> Stored items from a collection
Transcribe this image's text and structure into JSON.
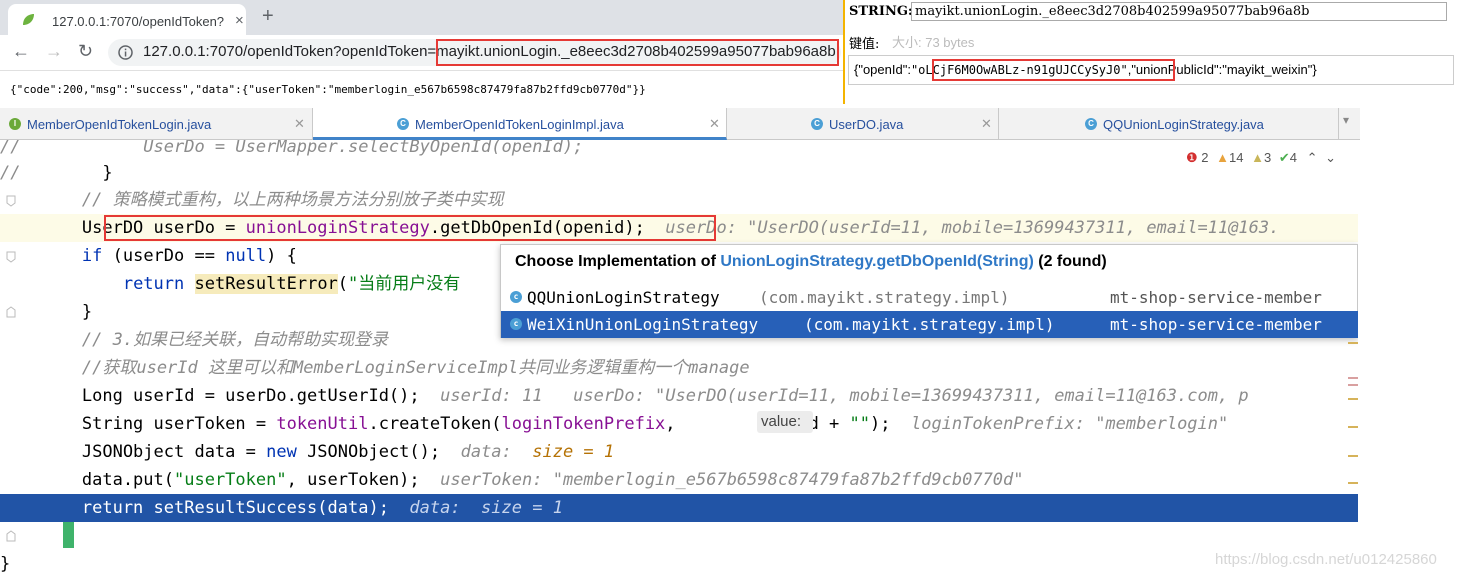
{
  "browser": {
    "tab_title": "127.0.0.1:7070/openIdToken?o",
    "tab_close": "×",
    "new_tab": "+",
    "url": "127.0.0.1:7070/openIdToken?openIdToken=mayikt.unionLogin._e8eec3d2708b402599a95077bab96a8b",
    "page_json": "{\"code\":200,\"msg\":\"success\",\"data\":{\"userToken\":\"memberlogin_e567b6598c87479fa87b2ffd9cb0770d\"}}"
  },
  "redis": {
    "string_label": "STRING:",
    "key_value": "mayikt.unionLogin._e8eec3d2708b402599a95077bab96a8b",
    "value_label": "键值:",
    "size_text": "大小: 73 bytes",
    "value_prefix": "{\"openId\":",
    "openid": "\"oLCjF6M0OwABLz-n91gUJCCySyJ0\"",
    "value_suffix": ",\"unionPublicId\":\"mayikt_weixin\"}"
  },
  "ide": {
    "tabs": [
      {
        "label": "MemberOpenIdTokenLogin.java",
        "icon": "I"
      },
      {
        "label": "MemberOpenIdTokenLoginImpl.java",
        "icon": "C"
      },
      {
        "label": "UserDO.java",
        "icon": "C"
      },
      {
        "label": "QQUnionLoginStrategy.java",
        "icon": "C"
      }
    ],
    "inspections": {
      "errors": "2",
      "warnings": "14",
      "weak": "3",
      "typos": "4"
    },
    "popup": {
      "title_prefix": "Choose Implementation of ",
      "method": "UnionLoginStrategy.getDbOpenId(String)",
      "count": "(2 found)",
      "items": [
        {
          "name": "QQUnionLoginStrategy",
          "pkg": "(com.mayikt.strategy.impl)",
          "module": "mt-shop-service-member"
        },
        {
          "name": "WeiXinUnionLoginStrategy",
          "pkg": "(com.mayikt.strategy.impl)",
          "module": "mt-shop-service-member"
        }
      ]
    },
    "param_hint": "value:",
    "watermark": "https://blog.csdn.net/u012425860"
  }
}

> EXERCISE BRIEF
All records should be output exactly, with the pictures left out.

> REPLY TO THE TASK
Transcribe this image's text and structure into JSON.
{
  "browser": {
    "tab_title": "127.0.0.1:7070/openIdToken?o",
    "tab_close": "×",
    "new_tab": "+",
    "url": "127.0.0.1:7070/openIdToken?openIdToken=mayikt.unionLogin._e8eec3d2708b402599a95077bab96a8b",
    "page_json": "{\"code\":200,\"msg\":\"success\",\"data\":{\"userToken\":\"memberlogin_e567b6598c87479fa87b2ffd9cb0770d\"}}"
  },
  "redis": {
    "string_label": "STRING:",
    "key_value": "mayikt.unionLogin._e8eec3d2708b402599a95077bab96a8b",
    "value_label": "键值:",
    "size_text": "大小: 73 bytes",
    "value_prefix": "{\"openId\":",
    "openid": "\"oLCjF6M0OwABLz-n91gUJCCySyJ0\"",
    "value_suffix": ",\"unionPublicId\":\"mayikt_weixin\"}"
  },
  "ide": {
    "tabs": [
      {
        "label": "MemberOpenIdTokenLogin.java",
        "icon": "I"
      },
      {
        "label": "MemberOpenIdTokenLoginImpl.java",
        "icon": "C"
      },
      {
        "label": "UserDO.java",
        "icon": "C"
      },
      {
        "label": "QQUnionLoginStrategy.java",
        "icon": "C"
      }
    ],
    "inspections": {
      "errors": "2",
      "warnings": "14",
      "weak": "3",
      "typos": "4"
    },
    "popup": {
      "title_prefix": "Choose Implementation of ",
      "method": "UnionLoginStrategy.getDbOpenId(String)",
      "count": "(2 found)",
      "items": [
        {
          "name": "QQUnionLoginStrategy",
          "pkg": "(com.mayikt.strategy.impl)",
          "module": "mt-shop-service-member"
        },
        {
          "name": "WeiXinUnionLoginStrategy",
          "pkg": "(com.mayikt.strategy.impl)",
          "module": "mt-shop-service-member"
        }
      ]
    },
    "param_hint": "value:",
    "watermark": "https://blog.csdn.net/u012425860"
  }
}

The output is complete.